> _Work order_: Once you have reviewed the listing below, restate it word for word.

> _Record excerpts_:
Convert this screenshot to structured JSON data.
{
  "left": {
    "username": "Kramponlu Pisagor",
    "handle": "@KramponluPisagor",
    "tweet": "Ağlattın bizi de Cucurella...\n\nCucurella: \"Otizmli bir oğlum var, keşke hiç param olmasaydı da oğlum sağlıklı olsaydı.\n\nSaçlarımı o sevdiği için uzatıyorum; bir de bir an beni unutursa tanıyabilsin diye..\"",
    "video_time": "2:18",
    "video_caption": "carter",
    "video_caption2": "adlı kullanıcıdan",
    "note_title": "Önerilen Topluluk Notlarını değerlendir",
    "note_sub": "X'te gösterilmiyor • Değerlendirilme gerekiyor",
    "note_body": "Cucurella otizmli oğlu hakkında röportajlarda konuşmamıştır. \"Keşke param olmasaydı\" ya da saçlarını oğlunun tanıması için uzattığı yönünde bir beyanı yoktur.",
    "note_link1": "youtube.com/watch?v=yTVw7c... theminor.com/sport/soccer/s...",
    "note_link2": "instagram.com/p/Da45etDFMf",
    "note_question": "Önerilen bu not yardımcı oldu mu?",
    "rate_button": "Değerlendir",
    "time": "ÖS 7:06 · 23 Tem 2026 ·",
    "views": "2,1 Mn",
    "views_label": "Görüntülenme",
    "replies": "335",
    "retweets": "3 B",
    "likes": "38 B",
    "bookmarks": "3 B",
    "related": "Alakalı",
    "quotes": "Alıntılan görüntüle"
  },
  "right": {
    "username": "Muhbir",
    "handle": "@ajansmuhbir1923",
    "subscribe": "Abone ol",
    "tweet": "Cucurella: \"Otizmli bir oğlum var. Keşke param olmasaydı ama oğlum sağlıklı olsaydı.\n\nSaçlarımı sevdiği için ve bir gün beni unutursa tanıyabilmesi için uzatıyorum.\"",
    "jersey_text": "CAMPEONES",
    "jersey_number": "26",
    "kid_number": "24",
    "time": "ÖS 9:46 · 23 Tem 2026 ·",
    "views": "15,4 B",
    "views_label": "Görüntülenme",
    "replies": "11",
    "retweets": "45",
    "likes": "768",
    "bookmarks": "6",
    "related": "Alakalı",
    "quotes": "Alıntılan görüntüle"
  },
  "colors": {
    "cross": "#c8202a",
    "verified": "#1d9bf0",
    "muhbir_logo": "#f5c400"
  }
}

> _Output_:
Convert this screenshot to structured JSON data.
{
  "left": {
    "username": "Kramponlu Pisagor",
    "handle": "@KramponluPisagor",
    "tweet": "Ağlattın bizi de Cucurella...\n\nCucurella: \"Otizmli bir oğlum var, keşke hiç param olmasaydı da oğlum sağlıklı olsaydı.\n\nSaçlarımı o sevdiği için uzatıyorum; bir de bir an beni unutursa tanıyabilsin diye..\"",
    "video_time": "2:18",
    "video_caption": "carter",
    "video_caption2": "adlı kullanıcıdan",
    "note_title": "Önerilen Topluluk Notlarını değerlendir",
    "note_sub": "X'te gösterilmiyor • Değerlendirilme gerekiyor",
    "note_body": "Cucurella otizmli oğlu hakkında röportajlarda konuşmamıştır. \"Keşke param olmasaydı\" ya da saçlarını oğlunun tanıması için uzattığı yönünde bir beyanı yoktur.",
    "note_link1": "youtube.com/watch?v=yTVw7c... theminor.com/sport/soccer/s...",
    "note_link2": "instagram.com/p/Da45etDFMf",
    "note_question": "Önerilen bu not yardımcı oldu mu?",
    "rate_button": "Değerlendir",
    "time": "ÖS 7:06 · 23 Tem 2026 ·",
    "views": "2,1 Mn",
    "views_label": "Görüntülenme",
    "replies": "335",
    "retweets": "3 B",
    "likes": "38 B",
    "bookmarks": "3 B",
    "related": "Alakalı",
    "quotes": "Alıntılan görüntüle"
  },
  "right": {
    "username": "Muhbir",
    "handle": "@ajansmuhbir1923",
    "subscribe": "Abone ol",
    "tweet": "Cucurella: \"Otizmli bir oğlum var. Keşke param olmasaydı ama oğlum sağlıklı olsaydı.\n\nSaçlarımı sevdiği için ve bir gün beni unutursa tanıyabilmesi için uzatıyorum.\"",
    "jersey_text": "CAMPEONES",
    "jersey_number": "26",
    "kid_number": "24",
    "time": "ÖS 9:46 · 23 Tem 2026 ·",
    "views": "15,4 B",
    "views_label": "Görüntülenme",
    "replies": "11",
    "retweets": "45",
    "likes": "768",
    "bookmarks": "6",
    "related": "Alakalı",
    "quotes": "Alıntılan görüntüle"
  },
  "colors": {
    "cross": "#c8202a",
    "verified": "#1d9bf0",
    "muhbir_logo": "#f5c400"
  }
}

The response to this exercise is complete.